By Christine Moffa, MS, RN, AJN clinical editor
Lately I’ve had communication on my brain. I’m always amazed that we get anything done in this world at the rate that messages can get lost in translation. For instance, I recently had a phone call from a mother of two girls who was upset about a medication error involving her 12-year-old daughter. While the mother was at work, the child came home from school with cold symptoms and a temperature of 102.5. The daughter called her mother and was told to take two tablets of Sudafed, which she did. About an hour later, the babysitter picked up the younger child, age nine, from school. Concerned that her sister was sleeping unusually soundly, the nine-year-old called her mother at work. Realizing that just giving her older daughter Sudafed hadn’t addressed her fever, she told her younger daughter to wake up her sister and have her take “two Advils.”
A few hours later the mother came home from work. As she was about to give her daughter another dose of medication before bedtime, she remarked to the children that she wished she had a combination drug containing both Sudafed and Advil so that the girl wouldn’t have to swallow four separate pills. The nin- year-old informed her that they did in fact have Advil Cold and Sinus; in fact, that was what she had given her older sister earlier when her mother told her to give her two Advils. The mother realized that her 12-year-old had ended up getting 120 mg of pseudoephedrine within one hour. Fortunately, her daughter was fine—before she called me, she had already called her doctor as well as poison control—but it did cause a scare for her family.
What went wrong?
- No adult was in the loop; at no point did the babysitter and mother speak about the plan for the child.
- The use of a brand name to refer to a drug instead of its generic name: the family had a bottle of generic ibuprofen in the house, but the mother used the word Advil.
- The person taking the medication was handed two pills without seeing the package that they came from.
It so happens that when I got the call I was reading a great book by Malcolm Gladwell called Outliers.
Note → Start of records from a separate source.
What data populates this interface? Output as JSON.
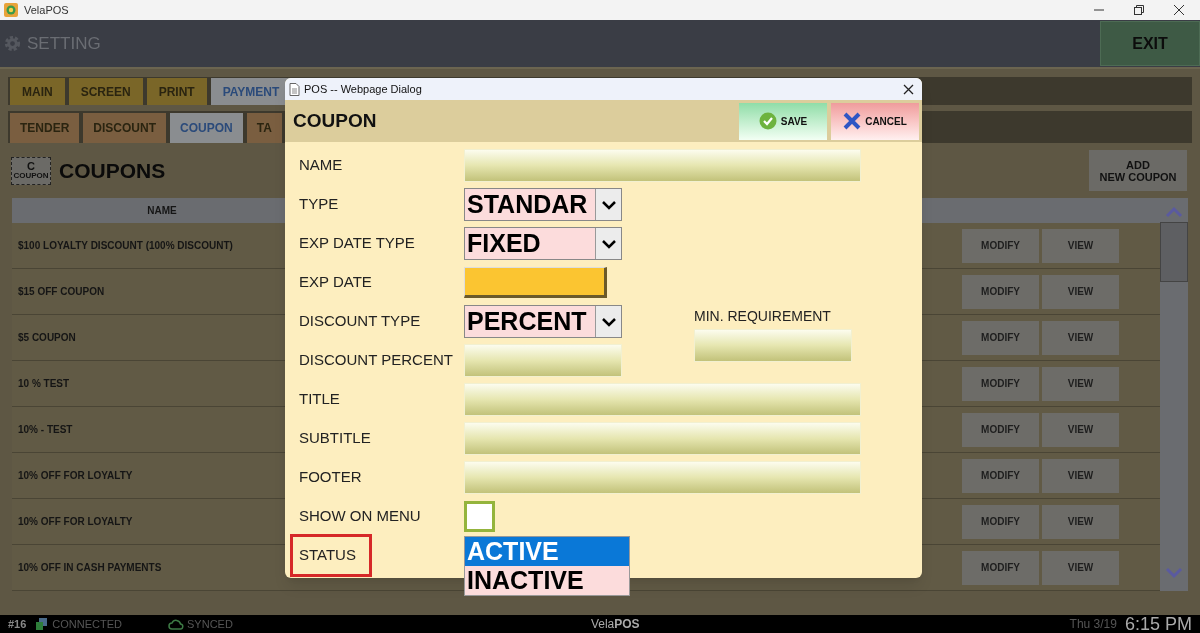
{
  "window": {
    "title": "VelaPOS"
  },
  "header": {
    "title": "SETTING",
    "exit_button": "EXIT"
  },
  "main_tabs": [
    {
      "label": "MAIN",
      "selected": false
    },
    {
      "label": "SCREEN",
      "selected": false
    },
    {
      "label": "PRINT",
      "selected": false
    },
    {
      "label": "PAYMENT",
      "selected": true
    }
  ],
  "sub_tabs": [
    {
      "label": "TENDER",
      "selected": false
    },
    {
      "label": "DISCOUNT",
      "selected": false
    },
    {
      "label": "COUPON",
      "selected": true
    },
    {
      "label": "TA",
      "selected": false
    }
  ],
  "page": {
    "title": "COUPONS",
    "icon_letter": "C",
    "icon_caption": "COUPON",
    "add_button": [
      "ADD",
      "NEW COUPON"
    ]
  },
  "table": {
    "columns": [
      "NAME"
    ],
    "rows": [
      {
        "name": "$100 LOYALTY DISCOUNT (100% DISCOUNT)",
        "actions": [
          "MODIFY",
          "VIEW"
        ]
      },
      {
        "name": "$15 OFF COUPON",
        "actions": [
          "MODIFY",
          "VIEW"
        ]
      },
      {
        "name": "$5 COUPON",
        "actions": [
          "MODIFY",
          "VIEW"
        ]
      },
      {
        "name": "10 % TEST",
        "actions": [
          "MODIFY",
          "VIEW"
        ]
      },
      {
        "name": "10% - TEST",
        "actions": [
          "MODIFY",
          "VIEW"
        ]
      },
      {
        "name": "10% OFF FOR LOYALTY",
        "actions": [
          "MODIFY",
          "VIEW"
        ]
      },
      {
        "name": "10% OFF FOR LOYALTY",
        "actions": [
          "MODIFY",
          "VIEW"
        ]
      },
      {
        "name": "10% OFF IN CASH PAYMENTS",
        "actions": [
          "MODIFY",
          "VIEW"
        ]
      }
    ]
  },
  "dialog": {
    "title": "POS -- Webpage Dialog",
    "heading": "COUPON",
    "buttons": [
      {
        "kind": "save",
        "label": "SAVE"
      },
      {
        "kind": "cancel",
        "label": "CANCEL"
      }
    ],
    "fields": [
      {
        "kind": "text",
        "label": "NAME"
      },
      {
        "kind": "select",
        "label": "TYPE",
        "value": "STANDAR"
      },
      {
        "kind": "select",
        "label": "EXP DATE TYPE",
        "value": "FIXED"
      },
      {
        "kind": "date",
        "label": "EXP DATE"
      },
      {
        "kind": "select",
        "label": "DISCOUNT TYPE",
        "value": "PERCENT"
      },
      {
        "kind": "short_text",
        "label": "DISCOUNT PERCENT"
      },
      {
        "kind": "text",
        "label": "TITLE"
      },
      {
        "kind": "text",
        "label": "SUBTITLE"
      },
      {
        "kind": "text",
        "label": "FOOTER"
      },
      {
        "kind": "checkbox",
        "label": "SHOW ON MENU",
        "checked": false
      },
      {
        "kind": "listbox",
        "label": "STATUS",
        "outlined": true,
        "options": [
          {
            "label": "ACTIVE",
            "selected": true
          },
          {
            "label": "INACTIVE",
            "selected": false
          }
        ]
      }
    ],
    "side_field": {
      "label": "MIN. REQUIREMENT"
    }
  },
  "status_bar": {
    "terminal": "#16",
    "connection": "CONNECTED",
    "sync": "SYNCED",
    "brand": "Vela**POS**",
    "date": "Thu 3/19",
    "time": "6:15 PM"
  }
}
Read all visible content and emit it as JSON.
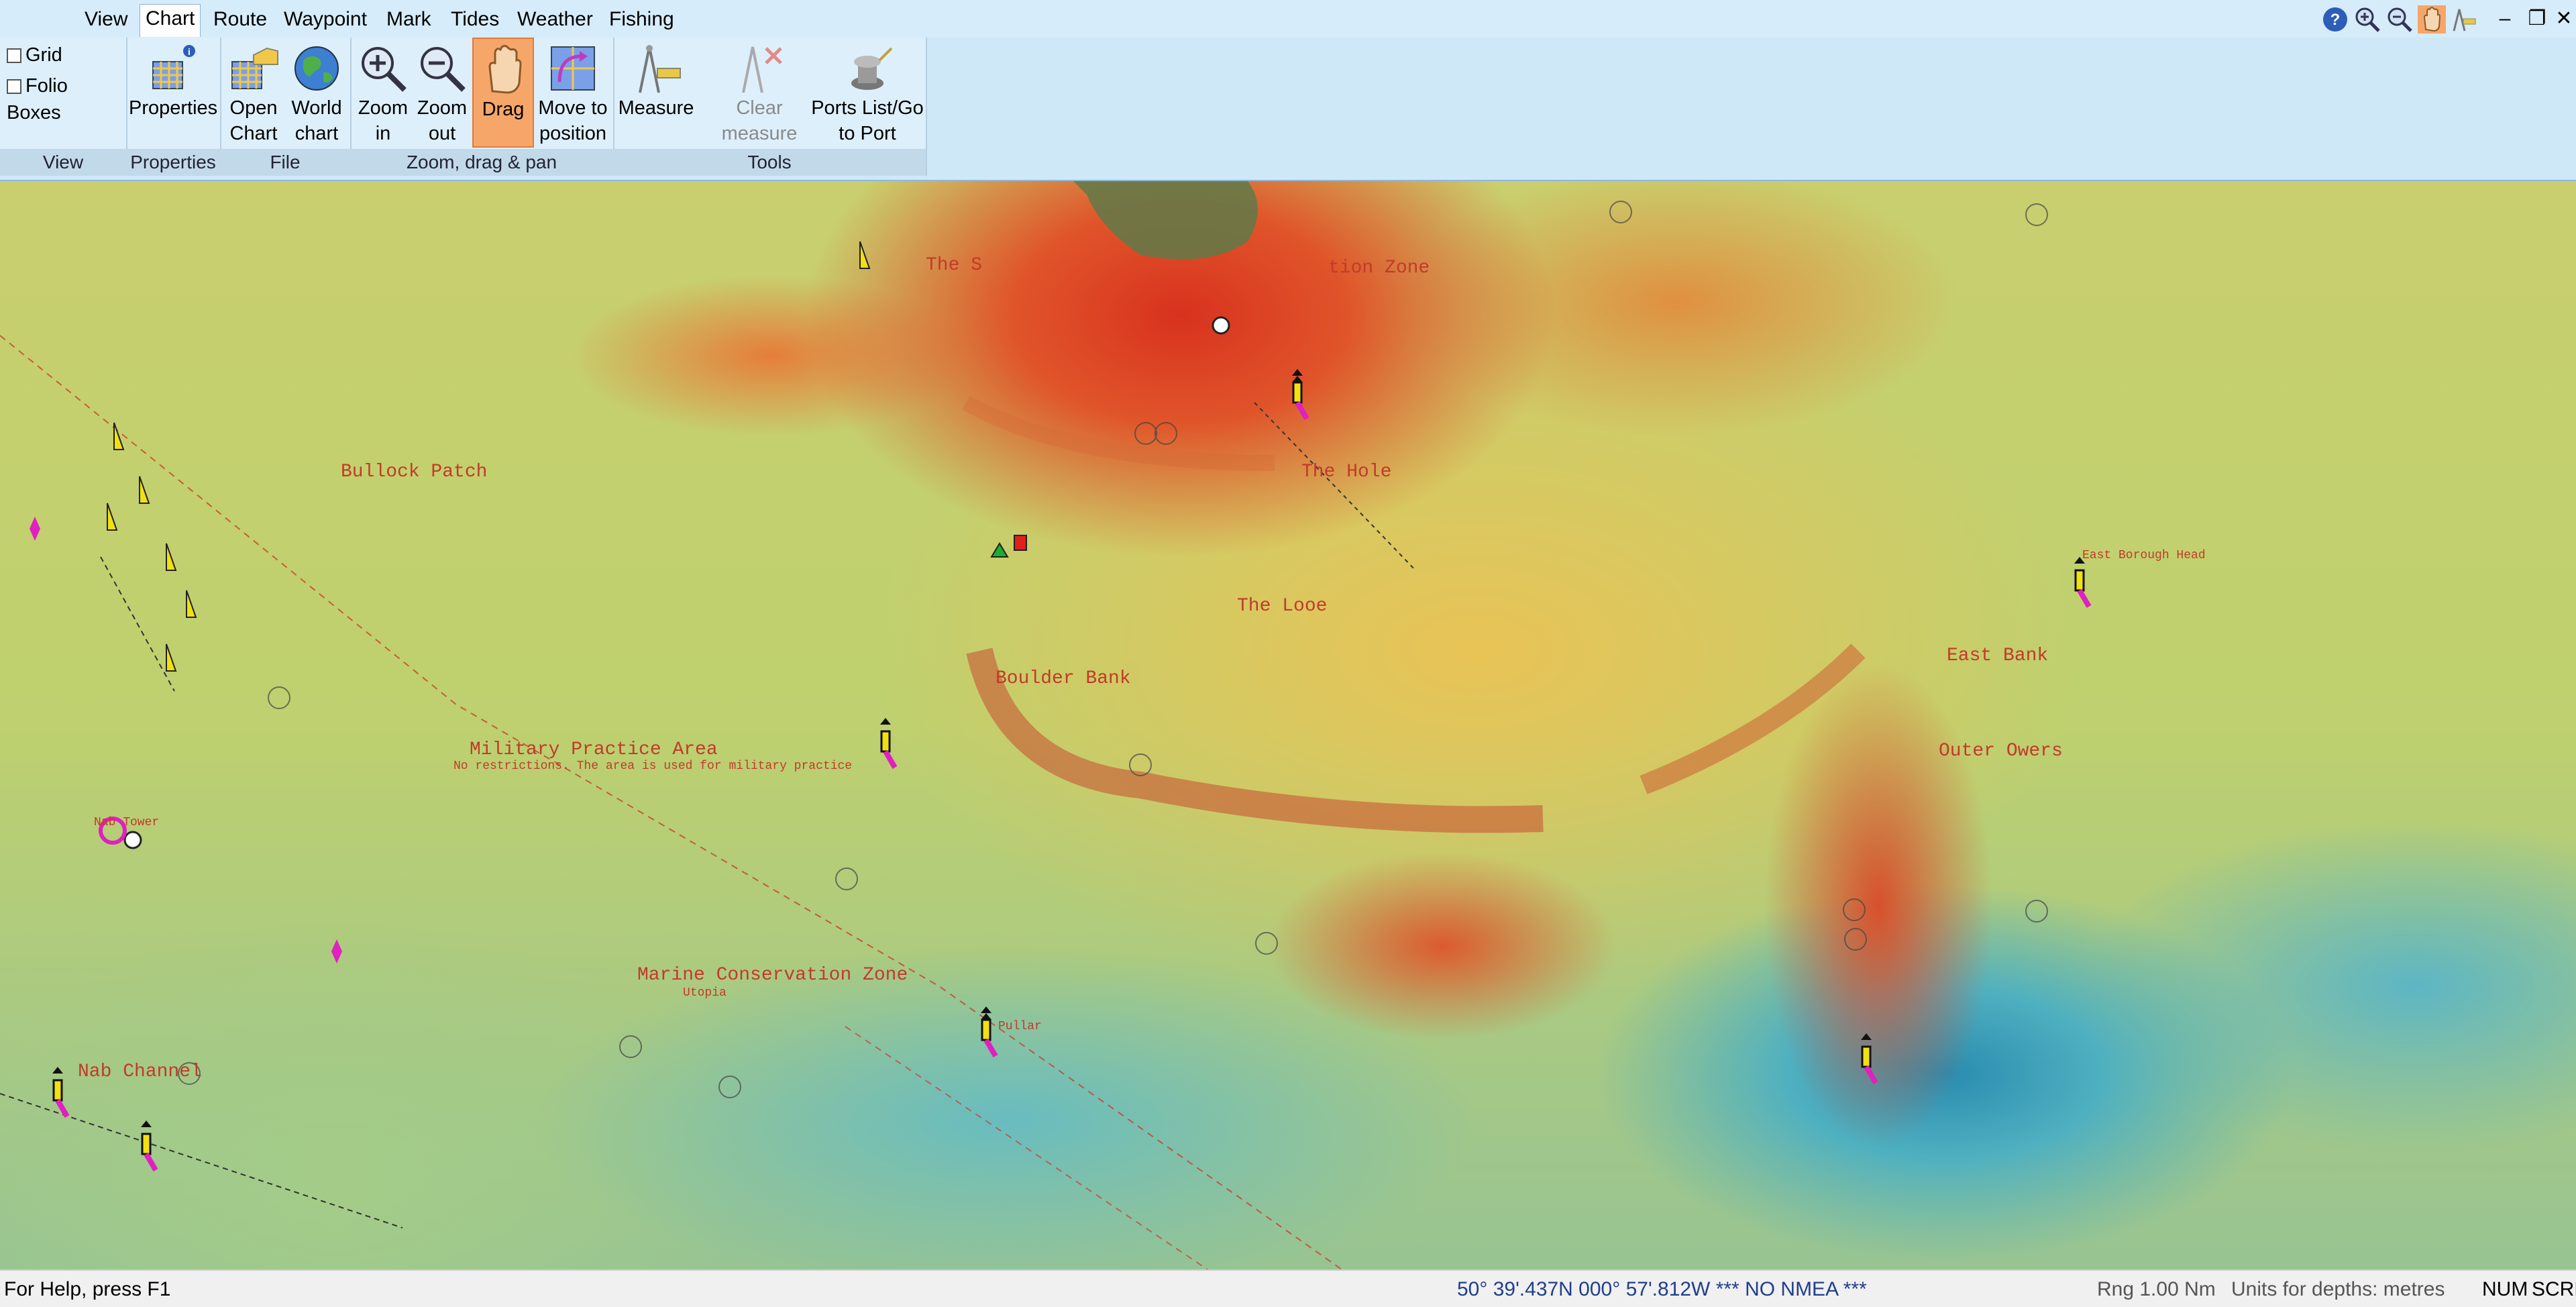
{
  "menubar": {
    "items": [
      {
        "label": "View"
      },
      {
        "label": "Chart",
        "active": true
      },
      {
        "label": "Route"
      },
      {
        "label": "Waypoint"
      },
      {
        "label": "Mark"
      },
      {
        "label": "Tides"
      },
      {
        "label": "Weather"
      },
      {
        "label": "Fishing"
      }
    ],
    "right_icons": [
      "help-icon",
      "zoom-in-icon",
      "zoom-out-icon",
      "drag-hand-icon",
      "measure-icon"
    ],
    "window_controls": {
      "minimize": "–",
      "restore": "❐",
      "close": "✕"
    }
  },
  "ribbon": {
    "view_group": {
      "label": "View",
      "checkboxes": [
        {
          "label": "Grid",
          "checked": false
        },
        {
          "label": "Folio Boxes",
          "checked": false
        }
      ]
    },
    "properties_group": {
      "label": "Properties",
      "buttons": [
        {
          "label": "Properties"
        }
      ]
    },
    "file_group": {
      "label": "File",
      "buttons": [
        {
          "label": "Open\nChart"
        },
        {
          "label": "World\nchart"
        }
      ]
    },
    "zoom_group": {
      "label": "Zoom,  drag & pan",
      "buttons": [
        {
          "label": "Zoom\nin"
        },
        {
          "label": "Zoom\nout"
        },
        {
          "label": "Drag",
          "pressed": true
        },
        {
          "label": "Move to\nposition"
        }
      ]
    },
    "tools_group": {
      "label": "Tools",
      "buttons": [
        {
          "label": "Measure"
        },
        {
          "label": "Clear\nmeasure lines",
          "disabled": true
        },
        {
          "label": "Ports List/Go\nto Port"
        }
      ]
    }
  },
  "map": {
    "labels": {
      "bullock_patch": "Bullock Patch",
      "the_hole": "The Hole",
      "the_looe": "The Looe",
      "boulder_bank": "Boulder Bank",
      "east_bank": "East Bank",
      "outer_owers": "Outer Owers",
      "military_practice_area": "Military Practice Area",
      "military_note": "No restrictions. The area is used for military practice",
      "marine_conservation_zone": "Marine Conservation Zone",
      "utopia": "Utopia",
      "nab_channel": "Nab Channel",
      "nab_tower": "Nab Tower",
      "the_s": "The S",
      "owers_zone": "tion Zone",
      "pullar": "Pullar",
      "east_borough_head": "East Borough Head"
    },
    "colors": {
      "shallow": "#d8321e",
      "mid": "#e9c356",
      "deep": "#2a8cb0",
      "label": "#c23a2a",
      "buoy_yellow": "#f2e010",
      "buoy_magenta": "#e020c0"
    }
  },
  "status": {
    "help": "For Help, press F1",
    "position": "50° 39'.437N  000° 57'.812W  *** NO NMEA ***",
    "range": "Rng 1.00 Nm",
    "units": "Units for depths: metres",
    "num": "NUM",
    "scrl": "SCRL"
  }
}
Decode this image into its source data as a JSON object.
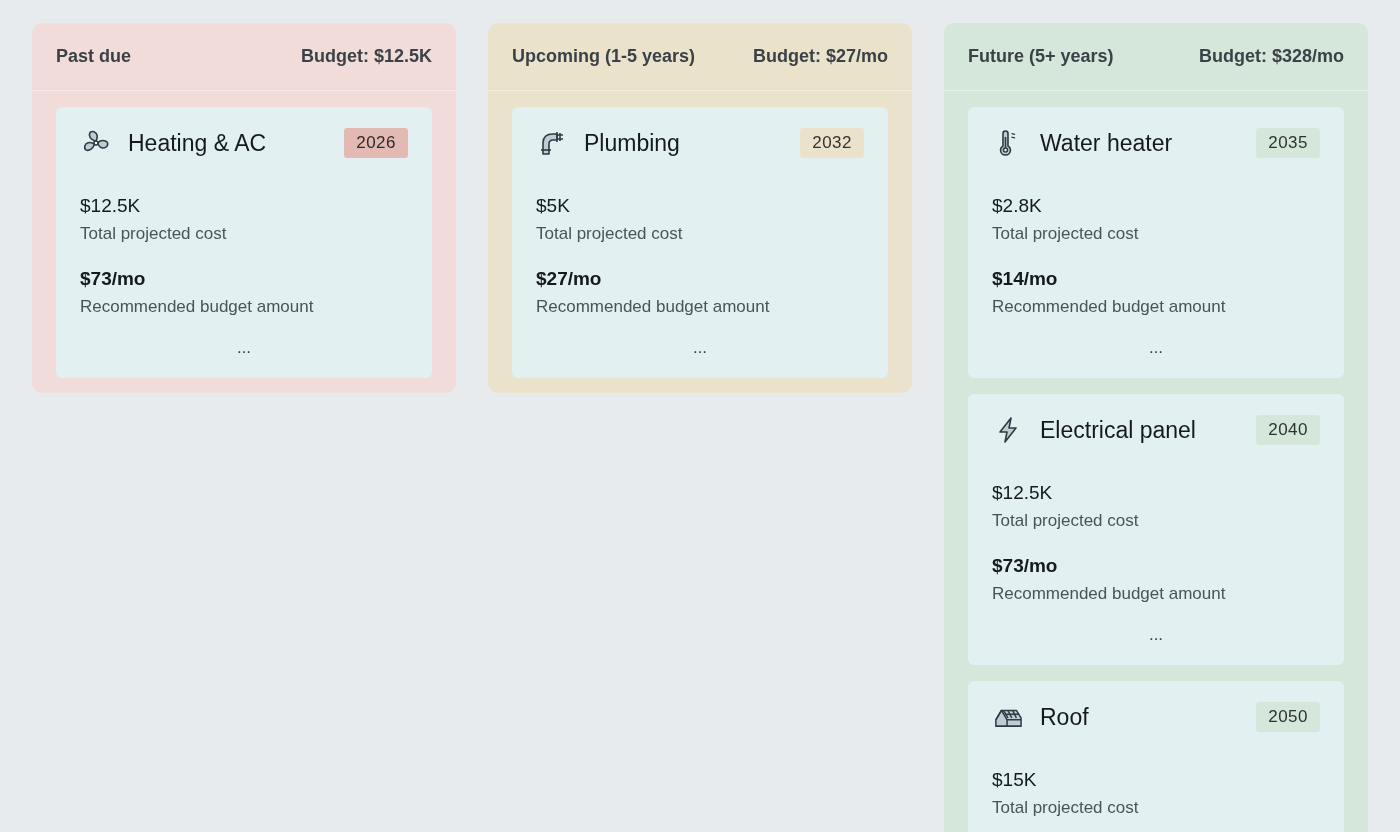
{
  "columns": [
    {
      "title": "Past due",
      "budget": "Budget: $12.5K",
      "color": "#f2dcd9",
      "items": [
        {
          "name": "Heating & AC",
          "year": "2026",
          "color": "#e3b9b4",
          "cost": "$12.5K",
          "cost_label": "Total projected cost",
          "monthly": "$73/mo",
          "monthly_label": "Recommended budget amount",
          "more": "..."
        }
      ]
    },
    {
      "title": "Upcoming (1-5 years)",
      "budget": "Budget: $27/mo",
      "color": "#ebe2cc",
      "items": [
        {
          "name": "Plumbing",
          "year": "2032",
          "color": "#ebe2cc",
          "cost": "$5K",
          "cost_label": "Total projected cost",
          "monthly": "$27/mo",
          "monthly_label": "Recommended budget amount",
          "more": "..."
        }
      ]
    },
    {
      "title": "Future (5+ years)",
      "budget": "Budget: $328/mo",
      "color": "#d5e6da",
      "items": [
        {
          "name": "Water heater",
          "year": "2035",
          "color": "#d5e6da",
          "cost": "$2.8K",
          "cost_label": "Total projected cost",
          "monthly": "$14/mo",
          "monthly_label": "Recommended budget amount",
          "more": "..."
        },
        {
          "name": "Electrical panel",
          "year": "2040",
          "color": "#d5e6da",
          "cost": "$12.5K",
          "cost_label": "Total projected cost",
          "monthly": "$73/mo",
          "monthly_label": "Recommended budget amount",
          "more": "..."
        },
        {
          "name": "Roof",
          "year": "2050",
          "color": "#d5e6da",
          "cost": "$15K",
          "cost_label": "Total projected cost"
        }
      ]
    }
  ]
}
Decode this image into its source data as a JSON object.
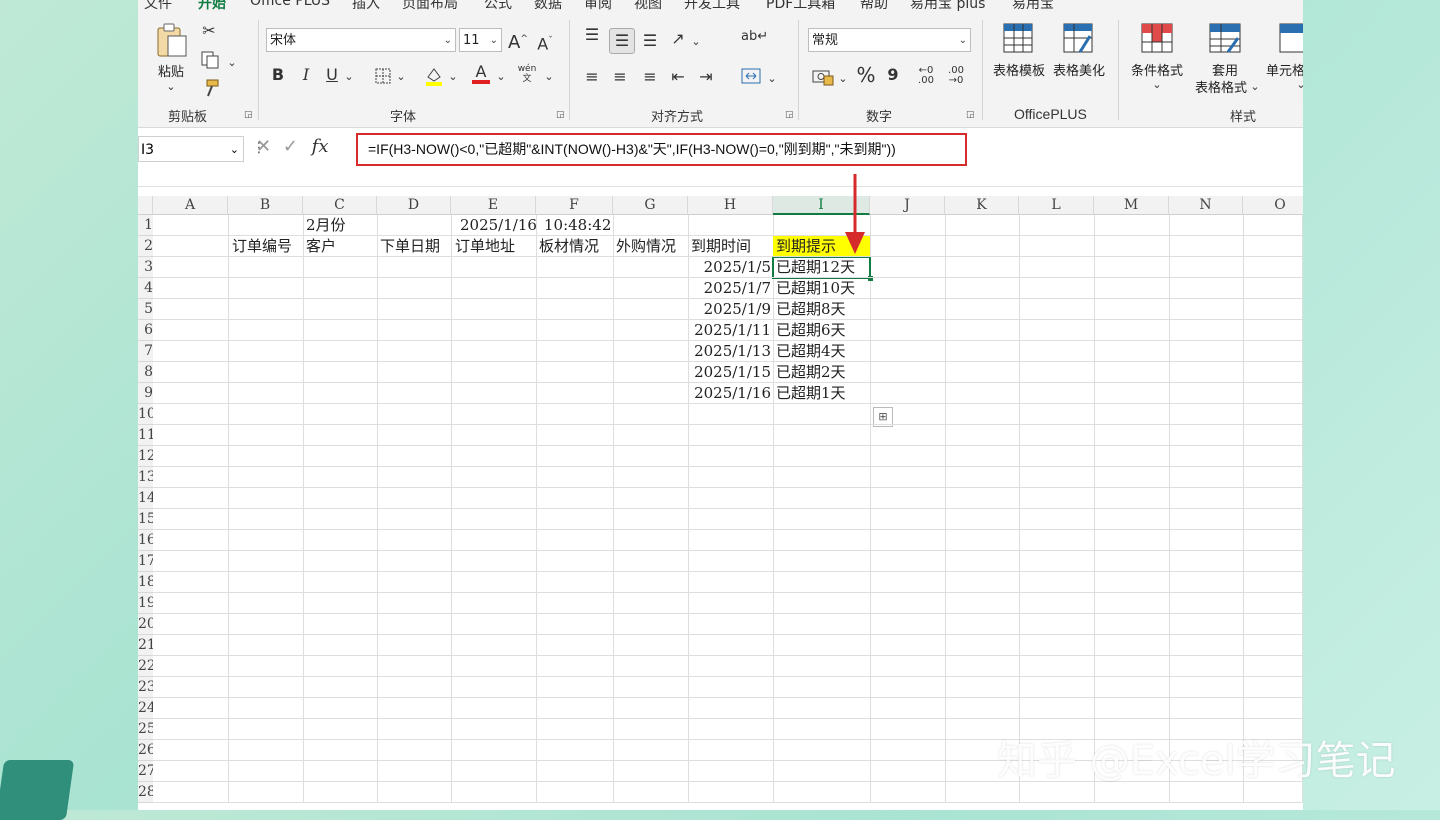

According to the author, “A lot of the book is an attempt to describe the lives of successful people, but to tell their stories in a different way than we’re used to.”
While that’s the reason I opened the book in the first place, the part I found most striking was a chapter on plane crashes. Since strategies used to increase safety in commercial aviation have recently been applied to health care (with, admittedly, mixed reviews), it really got my attention when Gladwell wrote that communication breakdown in the cockpit had been responsible for several of the crashes that had occurred over the last 30 years. The most common of these communication breakdowns was the difficulty of junior crew members in pointing out mistakes to their captain—a difficulty obviously paralleled in health care.
Things are starting to change, but we have a ways to go. Consider the case of the Nevada nurses who potentially infected 50,000 patients with hepatitis B, hepatitis C, and HIV: because they were afraid of repercussions, they followed unsafe practices dictated to them by the management of the facility where they worked. At the same time, how can nurses feel safe to speak up when you have a case like the Texas nurses who are facing a criminal trial for reporting a physician’s unsafe practices. With all of the advances in technology we’ve had, there are now more ways to communicate than ever—but we still need to work on the quality of that communication.
As I see it there are two things that need to happen. People need to learn how to communicate better and they need to feel safe in getting their message out. Please write us about any experiences you may have had where bad communication led to problems, or tell us if your facility has come up with any solutions—so we can all learn from each other.